- Opening Delimiter -

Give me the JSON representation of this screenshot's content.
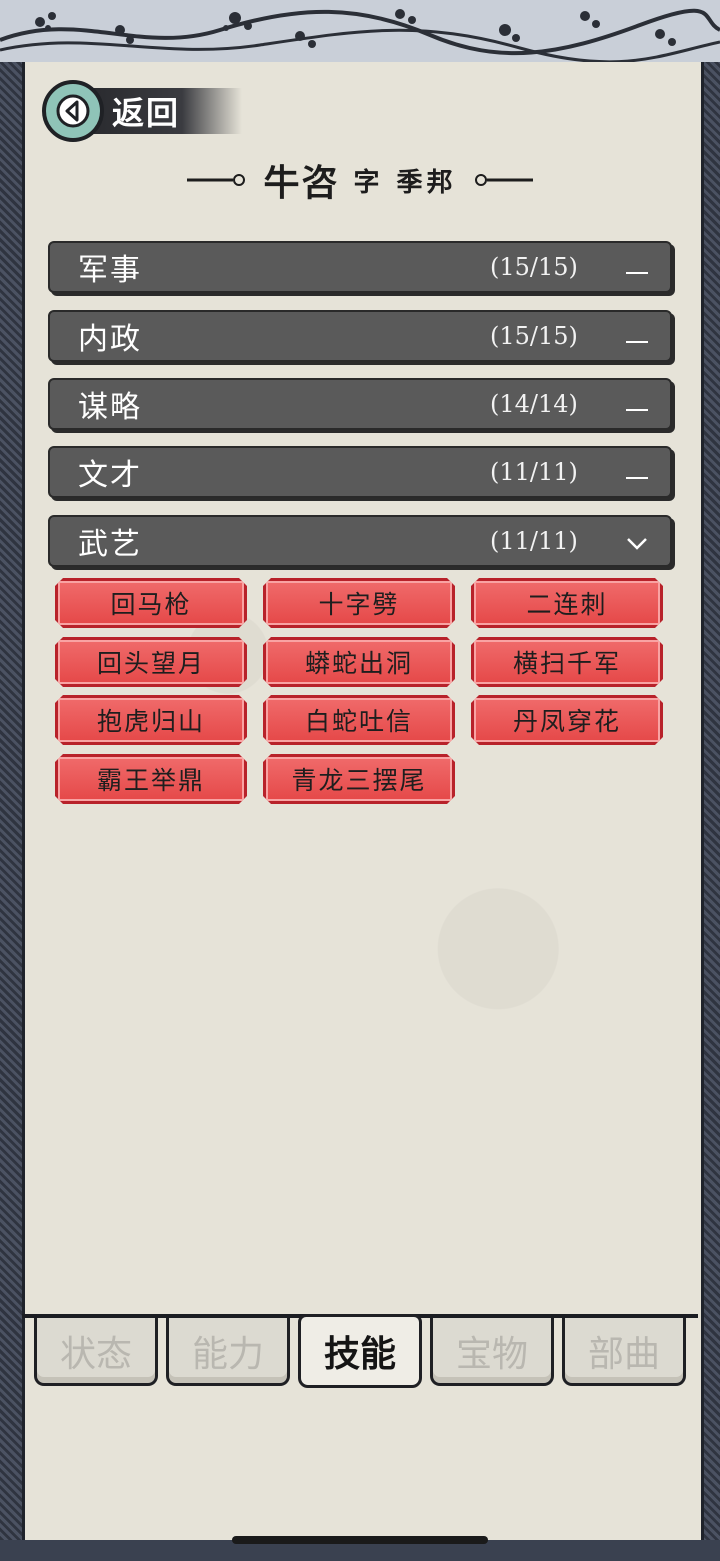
{
  "header": {
    "back_label": "返回",
    "back_icon": "chevron-left-icon"
  },
  "title": {
    "name": "牛咨",
    "courtesy": "字 季邦"
  },
  "categories": [
    {
      "name": "军事",
      "count": "(15/15)",
      "state": "collapsed"
    },
    {
      "name": "内政",
      "count": "(15/15)",
      "state": "collapsed"
    },
    {
      "name": "谋略",
      "count": "(14/14)",
      "state": "collapsed"
    },
    {
      "name": "文才",
      "count": "(11/11)",
      "state": "collapsed"
    },
    {
      "name": "武艺",
      "count": "(11/11)",
      "state": "expanded"
    }
  ],
  "skills": [
    "回马枪",
    "十字劈",
    "二连刺",
    "回头望月",
    "蟒蛇出洞",
    "横扫千军",
    "抱虎归山",
    "白蛇吐信",
    "丹凤穿花",
    "霸王举鼎",
    "青龙三摆尾"
  ],
  "tabs": [
    {
      "label": "状态",
      "active": false
    },
    {
      "label": "能力",
      "active": false
    },
    {
      "label": "技能",
      "active": true
    },
    {
      "label": "宝物",
      "active": false
    },
    {
      "label": "部曲",
      "active": false
    }
  ],
  "colors": {
    "skill_red": "#e54848",
    "category_gray": "#5a5a5a",
    "back_teal": "#8fc4b8",
    "parchment": "#e6e3d8"
  }
}
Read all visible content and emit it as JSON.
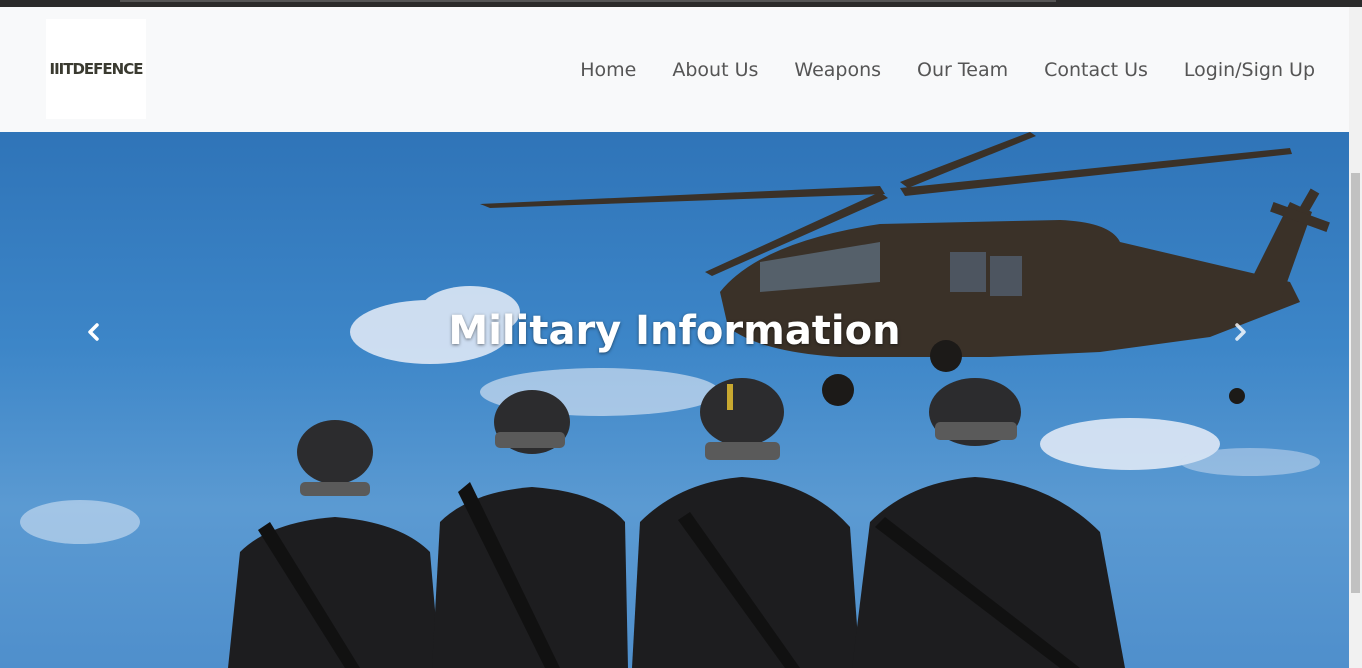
{
  "brand": {
    "logo_text": "IIITDEFENCE"
  },
  "nav": {
    "items": [
      "Home",
      "About Us",
      "Weapons",
      "Our Team",
      "Contact Us",
      "Login/Sign Up"
    ]
  },
  "carousel": {
    "caption": "Military Information"
  },
  "colors": {
    "navbar_bg": "#f8f9fa",
    "nav_text": "#555555",
    "caption_text": "#ffffff",
    "sky": "#3d86c8"
  }
}
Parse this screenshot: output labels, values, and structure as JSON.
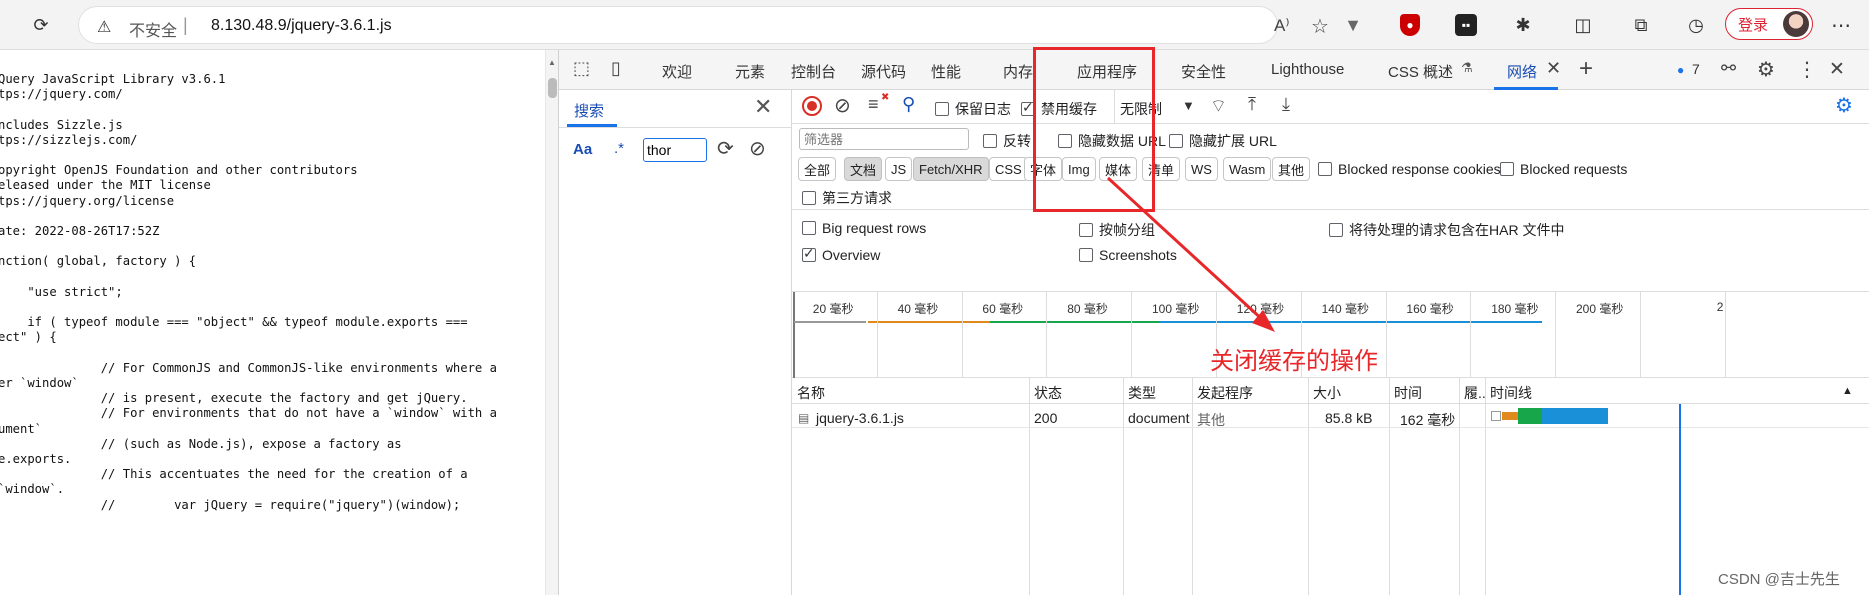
{
  "browser": {
    "insecure_label": "不安全",
    "separator": "|",
    "url": "8.130.48.9/jquery-3.6.1.js",
    "login_label": "登录"
  },
  "code_lines": [
    "Query JavaScript Library v3.6.1",
    "tps://jquery.com/",
    "",
    "ncludes Sizzle.js",
    "tps://sizzlejs.com/",
    "",
    "opyright OpenJS Foundation and other contributors",
    "eleased under the MIT license",
    "tps://jquery.org/license",
    "",
    "ate: 2022-08-26T17:52Z",
    "",
    "nction( global, factory ) {",
    "",
    "    \"use strict\";",
    "",
    "    if ( typeof module === \"object\" && typeof module.exports ===",
    "ect\" ) {",
    "",
    "              // For CommonJS and CommonJS-like environments where a",
    "er `window`",
    "              // is present, execute the factory and get jQuery.",
    "              // For environments that do not have a `window` with a",
    "ument`",
    "              // (such as Node.js), expose a factory as",
    "e.exports.",
    "              // This accentuates the need for the creation of a",
    "`window`.",
    "              //        var jQuery = require(\"jquery\")(window);"
  ],
  "devtools": {
    "tabs": [
      "欢迎",
      "元素",
      "控制台",
      "源代码",
      "性能",
      "内存",
      "应用程序",
      "安全性",
      "Lighthouse",
      "CSS 概述",
      "网络"
    ],
    "issues_count": "7",
    "search": {
      "title": "搜索",
      "case_label": "Aa",
      "regex_label": ".*",
      "query": "thor"
    },
    "toolbar": {
      "preserve_log": "保留日志",
      "disable_cache": "禁用缓存",
      "throttle": "无限制"
    },
    "filter": {
      "placeholder": "筛选器",
      "invert": "反转",
      "hide_data_url": "隐藏数据 URL",
      "hide_ext_url": "隐藏扩展 URL"
    },
    "types": [
      "全部",
      "文档",
      "JS",
      "Fetch/XHR",
      "CSS",
      "字体",
      "Img",
      "媒体",
      "清单",
      "WS",
      "Wasm",
      "其他"
    ],
    "blocked_cookies": "Blocked response cookies",
    "blocked_requests": "Blocked requests",
    "third_party": "第三方请求",
    "options": {
      "big_rows": "Big request rows",
      "group_by_frame": "按帧分组",
      "har_pending": "将待处理的请求包含在HAR 文件中",
      "overview": "Overview",
      "screenshots": "Screenshots"
    },
    "ticks": [
      "20 毫秒",
      "40 毫秒",
      "60 毫秒",
      "80 毫秒",
      "100 毫秒",
      "120 毫秒",
      "140 毫秒",
      "160 毫秒",
      "180 毫秒",
      "200 毫秒",
      "2"
    ],
    "columns": [
      "名称",
      "状态",
      "类型",
      "发起程序",
      "大小",
      "时间",
      "履..",
      "时间线"
    ],
    "rows": [
      {
        "name": "jquery-3.6.1.js",
        "status": "200",
        "type": "document",
        "initiator": "其他",
        "size": "85.8 kB",
        "time": "162 毫秒"
      }
    ]
  },
  "annotation": "关闭缓存的操作",
  "watermark": "CSDN @吉士先生",
  "colors": {
    "accent": "#1a73e8",
    "annotation": "#e8272a",
    "record": "#d93025"
  }
}
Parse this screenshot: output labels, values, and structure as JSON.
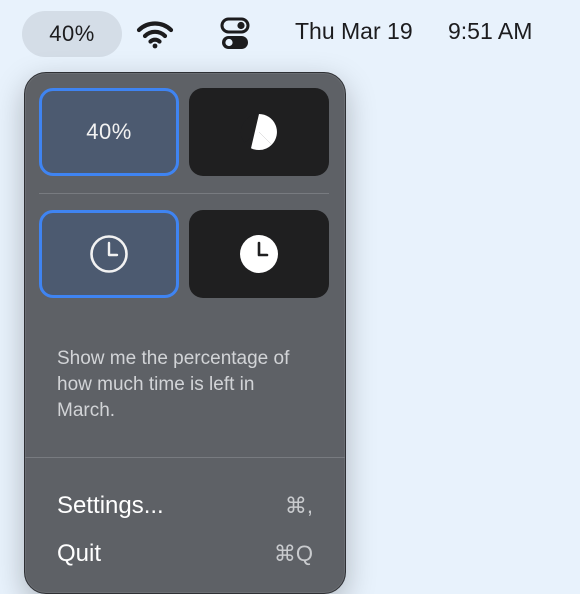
{
  "menubar": {
    "percent_item": "40%",
    "wifi_icon": "wifi-icon",
    "control_center_icon": "control-center-icon",
    "date": "Thu Mar 19",
    "time": "9:51 AM"
  },
  "popover": {
    "display_options": {
      "percent_label": "40%",
      "pie_icon": "pie-chart-icon"
    },
    "style_options": {
      "outline_clock_icon": "clock-outline-icon",
      "filled_clock_icon": "clock-filled-icon"
    },
    "description": "Show me the percentage of how much time is left in March.",
    "menu": [
      {
        "label": "Settings...",
        "shortcut": "⌘,"
      },
      {
        "label": "Quit",
        "shortcut": "⌘Q"
      }
    ]
  },
  "colors": {
    "accent": "#3f84f2",
    "panel": "#5e6166",
    "desktop": "#e8f2fc"
  }
}
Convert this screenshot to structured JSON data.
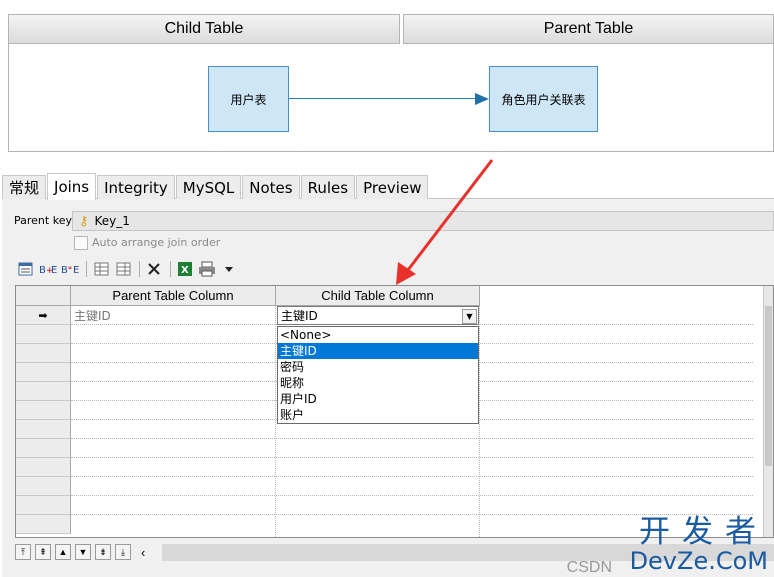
{
  "headers": {
    "child": "Child Table",
    "parent": "Parent Table"
  },
  "diagram": {
    "child_entity": "用户表",
    "parent_entity": "角色用户关联表"
  },
  "tabs": [
    "常规",
    "Joins",
    "Integrity",
    "MySQL",
    "Notes",
    "Rules",
    "Preview"
  ],
  "active_tab": "Joins",
  "parent_key": {
    "label": "Parent key:",
    "value": "Key_1"
  },
  "auto_arrange": {
    "label": "Auto arrange join order",
    "checked": false
  },
  "grid": {
    "columns": [
      "Parent Table Column",
      "Child Table Column"
    ],
    "rows": [
      {
        "parent": "主键ID",
        "child": "主键ID"
      }
    ],
    "current_row_marker": "➡"
  },
  "dropdown": {
    "options": [
      "<None>",
      "主键ID",
      "密码",
      "昵称",
      "用户ID",
      "账户"
    ],
    "selected": "主键ID"
  },
  "watermark": {
    "cn": "开发者",
    "en": "DevZe.CoM",
    "site": "CSDN"
  },
  "colors": {
    "entity_fill": "#cfe6f7",
    "selection": "#0078d7",
    "annotation_arrow": "#e8312a",
    "watermark": "#1a5aa0"
  }
}
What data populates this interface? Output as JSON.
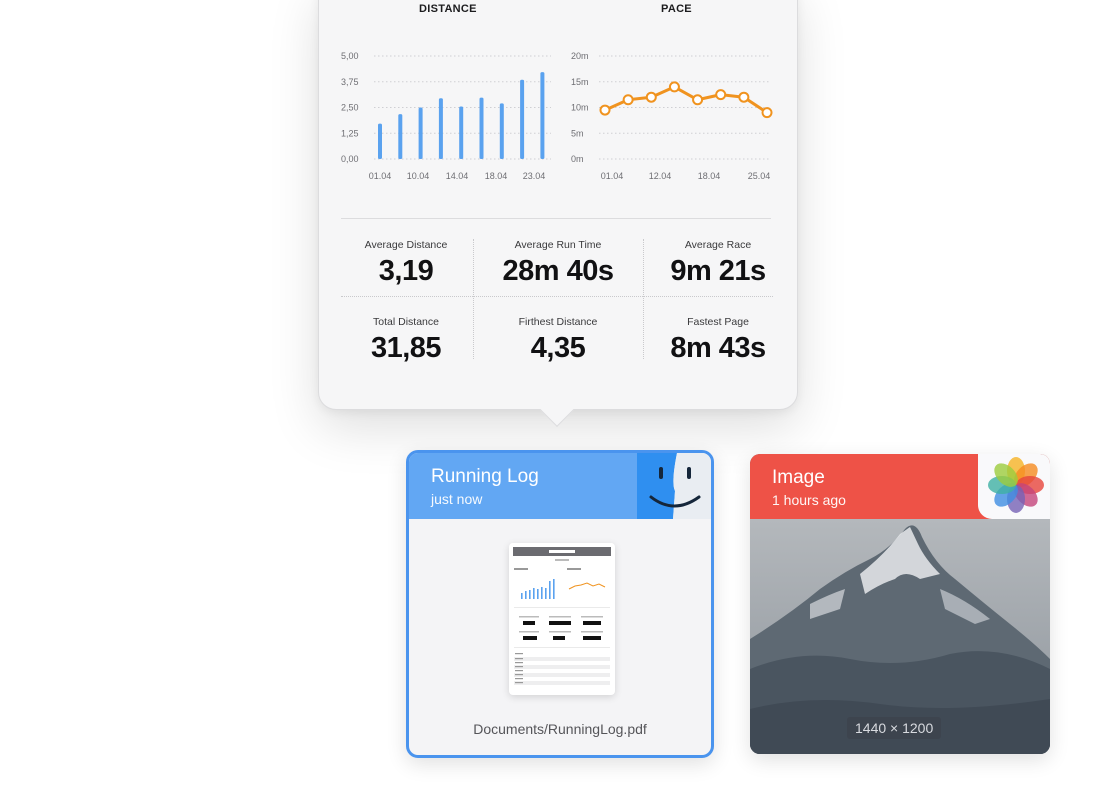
{
  "distance_chart": {
    "title": "DISTANCE",
    "y_ticks": [
      "5,00",
      "3,75",
      "2,50",
      "1,25",
      "0,00"
    ],
    "x_ticks": [
      "01.04",
      "10.04",
      "14.04",
      "18.04",
      "23.04"
    ],
    "color": "#5aa2ef"
  },
  "pace_chart": {
    "title": "PACE",
    "y_ticks": [
      "20m",
      "15m",
      "10m",
      "5m",
      "0m"
    ],
    "x_ticks": [
      "01.04",
      "12.04",
      "18.04",
      "25.04"
    ],
    "color": "#f0931f"
  },
  "chart_data": [
    {
      "type": "bar",
      "title": "DISTANCE",
      "ylim": [
        0,
        5
      ],
      "values": [
        1.72,
        2.18,
        2.5,
        2.95,
        2.55,
        2.98,
        2.7,
        3.85,
        4.22
      ]
    },
    {
      "type": "line",
      "title": "PACE",
      "ylim": [
        0,
        20
      ],
      "values": [
        9.5,
        11.5,
        12,
        14,
        11.5,
        12.5,
        12,
        9
      ]
    }
  ],
  "stats": {
    "avg_distance": {
      "label": "Average Distance",
      "value": "3,19"
    },
    "avg_run_time": {
      "label": "Average Run Time",
      "value": "28m 40s"
    },
    "avg_race": {
      "label": "Average Race",
      "value": "9m 21s"
    },
    "total_distance": {
      "label": "Total Distance",
      "value": "31,85"
    },
    "firthest_distance": {
      "label": "Firthest Distance",
      "value": "4,35"
    },
    "fastest_page": {
      "label": "Fastest Page",
      "value": "8m 43s"
    }
  },
  "running_card": {
    "title": "Running Log",
    "subtitle": "just now",
    "path": "Documents/RunningLog.pdf",
    "accent": "#62a7f3",
    "icon": "finder-icon"
  },
  "image_card": {
    "title": "Image",
    "subtitle": "1 hours ago",
    "dimensions": "1440 × 1200",
    "accent": "#ee5247",
    "icon": "photos-icon"
  }
}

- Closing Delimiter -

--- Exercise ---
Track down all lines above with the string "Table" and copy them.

--- Task result ---
    "child": "Child Table",
    "parent": "Parent Table"
      "Parent Table Column",
      "Child Table Column"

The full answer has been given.